The news Sebastian Vettel would not be renewing his Ferrari deal beyond 2020 appeared to be manna from heaven for Daniel Ricciardo, who seemed the most logical alternative to the outgoing four-time world champion.
A proven race winner, popular and with Italian heritage, Ricciardo ticked all the boxes that Ferrari would be looking for in Charles Leclerc's next teammate.
So why has he taken what appears to be another sideways step at a crucial stage of his career?
Why it makes sense for Ricciardo
When Ricciardo decided to leave Red Bull in 2018 and sign a two-year Renault deal, the call he made for his next contract was always going to be the one which decided whether he had a shot of winning a title this decade. Joining Renault allowed him to take a lucrative contract at a midfield team and wait for either Lewis Hamilton or Vettel to leave their respective Mercedes and Ferrari deals, which ran until the same end date, and steal a top drive.
So, with Vettel leaving, what changed?
Reading the statement in the news release confirming Vettel's refusal to sign a new deal, two things are clear. The first is that the coronavirus pandemic has given Vettel a chance to reassess his priorities in life and contemplate spending time at home with his young family. With that new mindset and entering negotiations with a team clearly building around Leclerc, something evidenced by the Monaco native's new five-year contract, staying beyond 2020 probably didn't seem worth it.

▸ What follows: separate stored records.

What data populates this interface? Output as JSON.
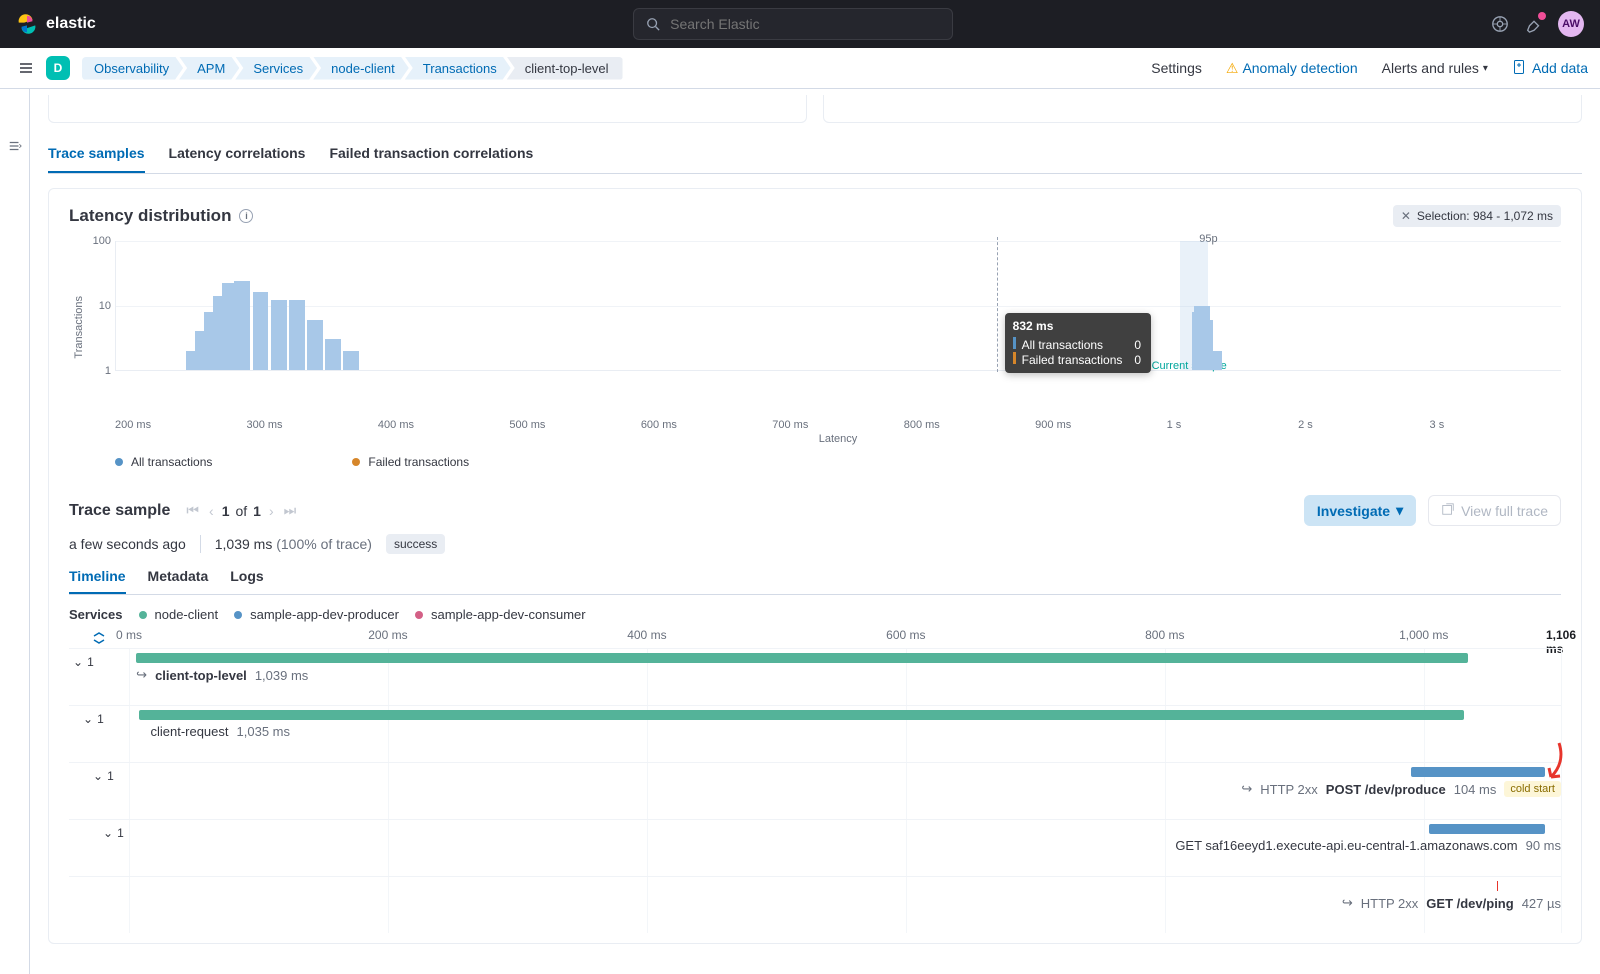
{
  "topbar": {
    "brand": "elastic",
    "search_placeholder": "Search Elastic",
    "avatar_initials": "AW"
  },
  "subheader": {
    "space": "D",
    "breadcrumbs": [
      "Observability",
      "APM",
      "Services",
      "node-client",
      "Transactions",
      "client-top-level"
    ],
    "settings": "Settings",
    "anomaly": "Anomaly detection",
    "alerts": "Alerts and rules",
    "add_data": "Add data"
  },
  "main_tabs": {
    "trace_samples": "Trace samples",
    "latency_corr": "Latency correlations",
    "failed_corr": "Failed transaction correlations"
  },
  "latency_panel": {
    "title": "Latency distribution",
    "selection_label": "Selection: 984 - 1,072 ms",
    "y_label": "Transactions",
    "y_ticks": [
      "100",
      "10",
      "1"
    ],
    "x_ticks": [
      "200 ms",
      "300 ms",
      "400 ms",
      "500 ms",
      "600 ms",
      "700 ms",
      "800 ms",
      "900 ms",
      "1 s",
      "2 s",
      "3 s"
    ],
    "x_label": "Latency",
    "p95_label": "95p",
    "current_sample": "Current sample",
    "tooltip": {
      "title": "832 ms",
      "row1_label": "All transactions",
      "row1_val": "0",
      "row2_label": "Failed transactions",
      "row2_val": "0"
    },
    "legend": {
      "all": "All transactions",
      "failed": "Failed transactions"
    }
  },
  "chart_data": {
    "type": "bar",
    "title": "Latency distribution",
    "xlabel": "Latency",
    "ylabel": "Transactions",
    "yscale": "log",
    "ylim": [
      1,
      100
    ],
    "x_ticks_ms": [
      200,
      300,
      400,
      500,
      600,
      700,
      800,
      900,
      1000,
      2000,
      3000
    ],
    "p95_ms": 1072,
    "selection_ms": [
      984,
      1072
    ],
    "hover_ms": 832,
    "series": [
      {
        "name": "All transactions",
        "color": "#5693c6",
        "bars": [
          {
            "x_ms": 130,
            "count": 2
          },
          {
            "x_ms": 145,
            "count": 4
          },
          {
            "x_ms": 160,
            "count": 8
          },
          {
            "x_ms": 175,
            "count": 14
          },
          {
            "x_ms": 190,
            "count": 22
          },
          {
            "x_ms": 205,
            "count": 24
          },
          {
            "x_ms": 220,
            "count": 16
          },
          {
            "x_ms": 235,
            "count": 12
          },
          {
            "x_ms": 250,
            "count": 12
          },
          {
            "x_ms": 265,
            "count": 6
          },
          {
            "x_ms": 280,
            "count": 3
          },
          {
            "x_ms": 295,
            "count": 2
          },
          {
            "x_ms": 335,
            "count": 1
          },
          {
            "x_ms": 380,
            "count": 1
          },
          {
            "x_ms": 420,
            "count": 1
          },
          {
            "x_ms": 920,
            "count": 1
          },
          {
            "x_ms": 1000,
            "count": 8
          },
          {
            "x_ms": 1020,
            "count": 10
          },
          {
            "x_ms": 1040,
            "count": 6
          },
          {
            "x_ms": 1090,
            "count": 2
          },
          {
            "x_ms": 1120,
            "count": 2
          }
        ]
      },
      {
        "name": "Failed transactions",
        "color": "#d6862a",
        "bars": []
      }
    ]
  },
  "trace_sample": {
    "title": "Trace sample",
    "page_current": "1",
    "page_of": "of",
    "page_total": "1",
    "investigate": "Investigate",
    "view_full_trace": "View full trace",
    "age": "a few seconds ago",
    "duration": "1,039 ms",
    "duration_pct": "(100% of trace)",
    "status": "success"
  },
  "inner_tabs": {
    "timeline": "Timeline",
    "metadata": "Metadata",
    "logs": "Logs"
  },
  "services_legend": {
    "label": "Services",
    "a": "node-client",
    "b": "sample-app-dev-producer",
    "c": "sample-app-dev-consumer"
  },
  "waterfall": {
    "ticks": [
      "0 ms",
      "200 ms",
      "400 ms",
      "600 ms",
      "800 ms",
      "1,000 ms",
      "1,106 ms"
    ],
    "total_ms": 1106,
    "rows": [
      {
        "children": "1",
        "name": "client-top-level",
        "dur": "1,039 ms"
      },
      {
        "children": "1",
        "name": "client-request",
        "dur": "1,035 ms"
      },
      {
        "children": "1",
        "http": "HTTP 2xx",
        "name": "POST /dev/produce",
        "dur": "104 ms",
        "badge": "cold start"
      },
      {
        "children": "1",
        "name": "GET saf16eeyd1.execute-api.eu-central-1.amazonaws.com",
        "dur": "90 ms"
      },
      {
        "http": "HTTP 2xx",
        "name": "GET /dev/ping",
        "dur": "427 µs"
      }
    ]
  },
  "colors": {
    "green": "#54b399",
    "blue": "#5693c6",
    "pink": "#d36086",
    "orange": "#d6862a",
    "lightblue": "#a8c8e8"
  }
}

Leclerc's role at the team cannot be understated. Ricciardo has experienced this dynamic before -- the way he saw Red Bull mobilising around Max Verstappen in the early months of 2018 was one of the factors he considered before leaving, multiple sources close to the Australian have told ESPN.
While outwardly the Vettel news might have appeared to be his big moment, Ricciardo has frequently ignored the common consensus -- his patchwork 2019 race helmet carried the message "Stop being them." In truth, Ferrari seemed less likely on this occasion than it might have in 2016, or even a spell in early 2018. There was always a fear his role at Ferrari would likely be more akin to the one fellow Australian Mark Webber had at Red Bull alongside Vettel at the start of the 2010s.

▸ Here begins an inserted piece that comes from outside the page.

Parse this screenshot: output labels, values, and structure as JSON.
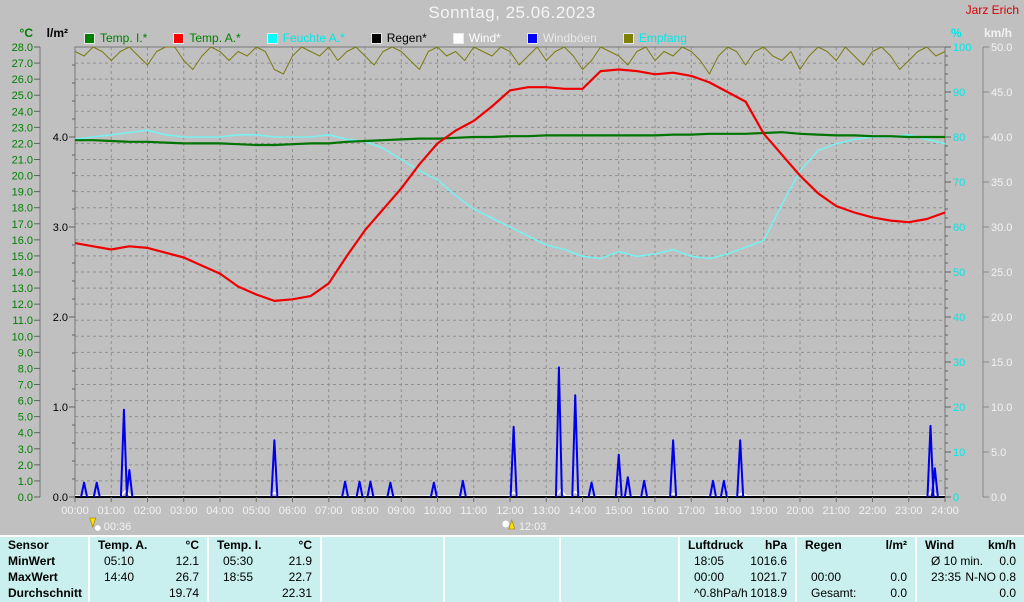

Like Hamilton, Ricciardo does not demand preferential treatment when signing his contracts, but not having equality is a deal breaker. At McLaren, not only will he get that, but he can be the one that team builds around.
Ricciardo wasn't convinced McLaren was on the right path in 2018, opting to sign with Renault instead, but McLaren showed last season that it very much is on the right trajectory. New team boss Andreas Seidl has breathed life into the team and appears to be the perfect person to lead it back to the front. It can look forward to using Mercedes engines from 2021 onward and a huge rule change in 2022. McLaren has also committed to building a new state-of-the-art wind tunnel, and it is hoped the imminent introduction of a $145 million budget cap helps squeeze F1's 10 teams closer together in terms of outright competitiveness.

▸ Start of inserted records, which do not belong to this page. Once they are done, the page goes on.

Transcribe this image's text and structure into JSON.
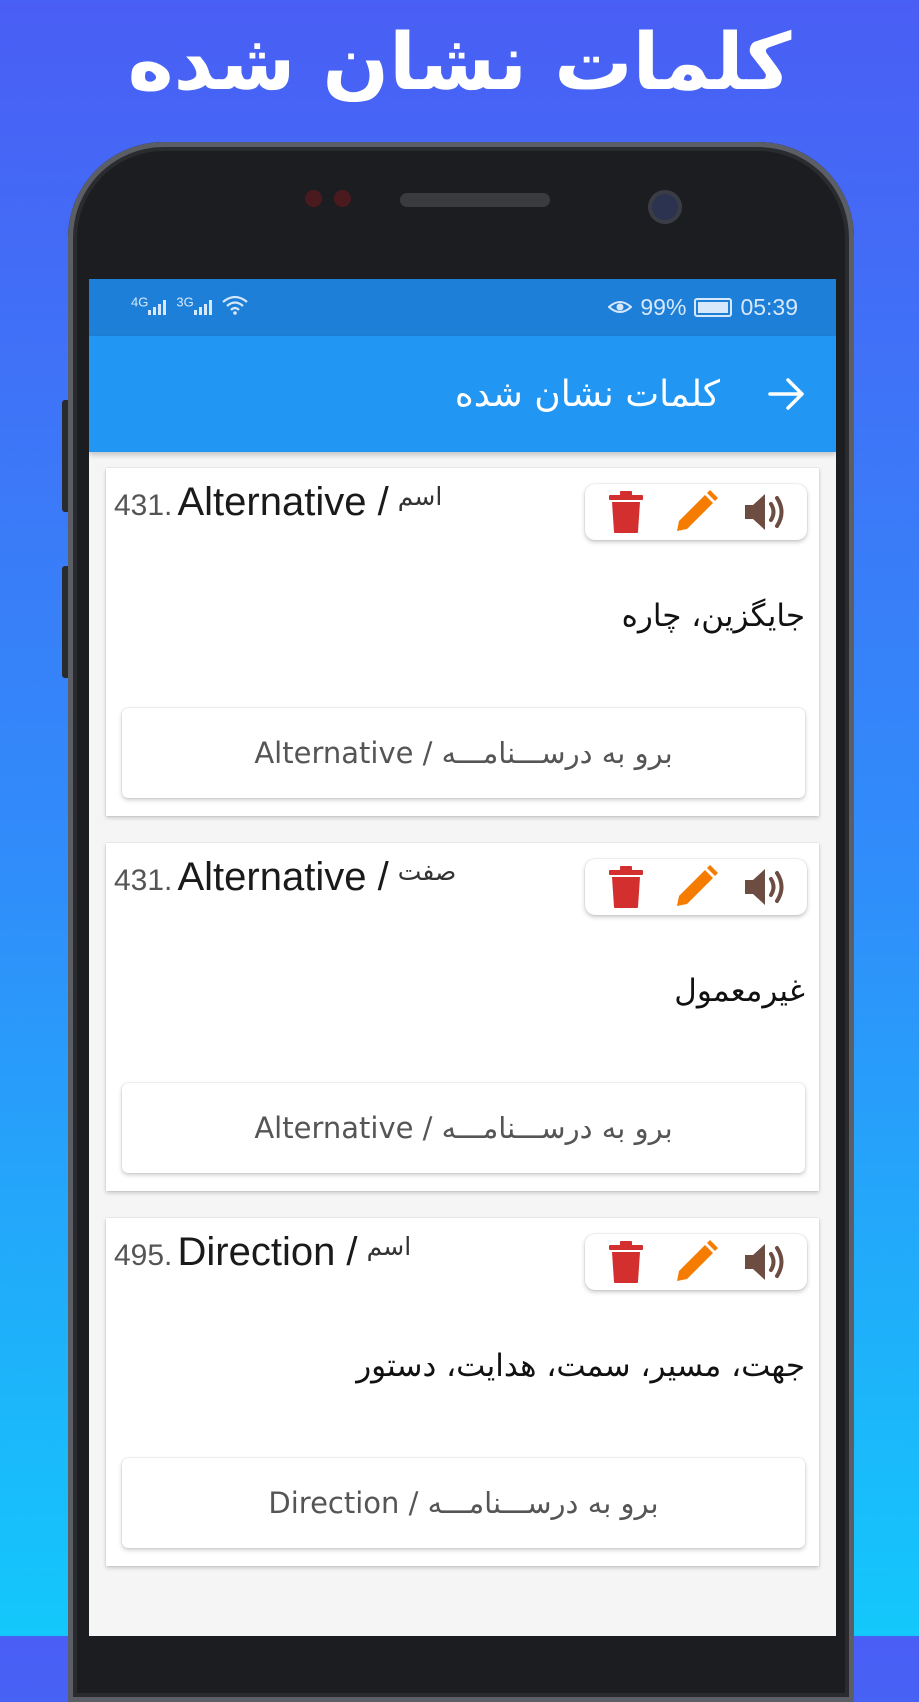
{
  "promo": {
    "title": "کلمات نشان شده"
  },
  "status_bar": {
    "network_1": "4G",
    "network_2": "3G",
    "battery": "99%",
    "time": "05:39"
  },
  "app_bar": {
    "title": "کلمات نشان شده"
  },
  "cards": [
    {
      "number": "431.",
      "word": "Alternative /",
      "pos": "اسم",
      "meaning": "جایگزین، چاره",
      "goto_label": "برو به درســـنامـــه / Alternative"
    },
    {
      "number": "431.",
      "word": "Alternative /",
      "pos": "صفت",
      "meaning": "غیرمعمول",
      "goto_label": "برو به درســـنامـــه / Alternative"
    },
    {
      "number": "495.",
      "word": "Direction /",
      "pos": "اسم",
      "meaning": "جهت، مسیر، سمت، هدایت، دستور",
      "goto_label": "برو به درســـنامـــه / Direction"
    }
  ],
  "icons": {
    "delete": "trash-icon",
    "edit": "pencil-icon",
    "speak": "speaker-icon"
  },
  "colors": {
    "app_bar": "#2196f3",
    "status_bar": "#1e7fd8",
    "delete": "#d32f2f",
    "edit": "#f57c00",
    "speaker": "#6d4c41"
  }
}
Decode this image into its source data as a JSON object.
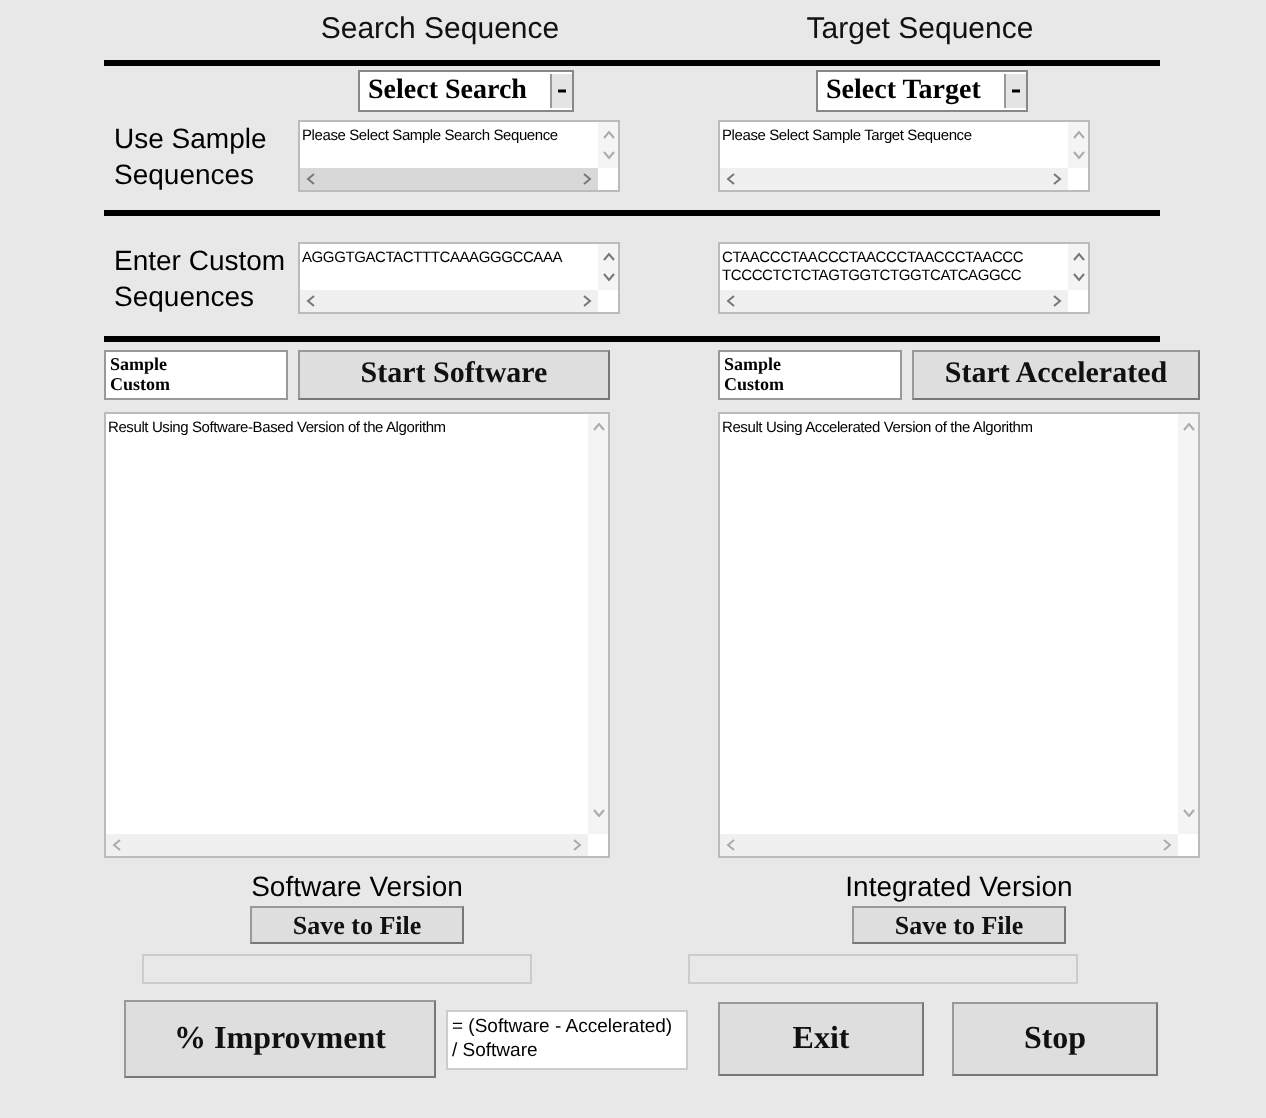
{
  "columns": [
    {
      "heading": "Search Sequence",
      "dropdown": "Select Search",
      "sample_text": "Please Select Sample Search Sequence",
      "custom_lines": [
        "AGGGTGACTACTTTCAAAGGGCCAAA"
      ],
      "listbox": [
        "Sample",
        "Custom"
      ],
      "start_button": "Start Software",
      "result": "Result Using Software-Based Version of the Algorithm",
      "version_label": "Software Version",
      "save_button": "Save to File"
    },
    {
      "heading": "Target Sequence",
      "dropdown": "Select Target",
      "sample_text": "Please Select Sample Target Sequence",
      "custom_lines": [
        "CTAACCCTAACCCTAACCCTAACCCTAACCC",
        "TCCCCTCTCTAGTGGTCTGGTCATCAGGCC"
      ],
      "listbox": [
        "Sample",
        "Custom"
      ],
      "start_button": "Start Accelerated",
      "result": "Result Using Accelerated Version of the Algorithm",
      "version_label": "Integrated Version",
      "save_button": "Save to File"
    }
  ],
  "row_labels": {
    "sample": "Use Sample Sequences",
    "custom": "Enter Custom Sequences"
  },
  "improvement_button": "% Improvment",
  "formula": "= (Software - Accelerated) / Software",
  "buttons": [
    "Exit",
    "Stop"
  ]
}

By contrast, Ricciardo quickly grew frustrated with Renault in 2019, with a string of reliability issues throughout the year and no sign of a big improvement. The delay to the 2020 season also muddied things even further, with Renault's long-term commitment to F1 looking doubtful even before the world changed so drastically this year.
While McLaren is still coming out of its rut, it's also worth remembering Ferrari has not won a championship since the constructors' in 2008 and seems unlikely to do so in the next two years against Mercedes, with development rules effectively frozen until the regulations change. Ferrari's announcement of Sainz's signing included the acknowledgement that it faces a long journey back to a championship.
Why it makes sense for McLaren
This one is easier to wrap your head around. Ricciardo is a huge statement of intent by a McLaren team that is on an upward trajectory but still a long way from its former glories. Clearly, the laid-back Aussie will be a dream for the marketing department, having been a focal point of F1's Netflix series "Drive to Survive." It also gives them the calibre of driver lost when Fernando Alonso retired in 2018.
Lando Norris, who will partner with Ricciardo in 2021, is a superb long-term prospect for McLaren; the Englishman is prodigiously talented and is arguably the biggest name in racing esports, an industry that appears to be growing in marketability and visibility by the day during the current pandemic. However, the 20-year-old is still a young and raw talent without a podium or race win to his name. His impressive rookie season measured well at times against Sainz, but the question of how good that benchmark really was will remain until the Spaniard has competed against a race winner in race-winning machinery.
Sainz and Norris together was a popular lineup within the team but that doubt, however small, was there. Ricciardo eliminated any doubts of his readiness to win a championship during his five years with Red Bull. He has won races and cemented a reputation as the best overtaker on the F1 grid.
His late-braking approach, one he famously referred to as "just lick the stamp and send it," was the foundation behind several of his most memorable victories, including Canada and Hungary in 2014 and his sensational late fight through the field to win the 2018 Chinese Grand Prix. That trait suits McLaren perfectly, given where it is at right now.
Ricciardo's laid-back demeanour often masks his determination to become Australia's first world champion since Alan Jones in 1980. His racing ability makes him the perfect man to lead the next stage of McLaren's resurgence and should give that team all the more reason to feel optimistic about adding some new championship laurels to the company's Woking headquarters in this decade.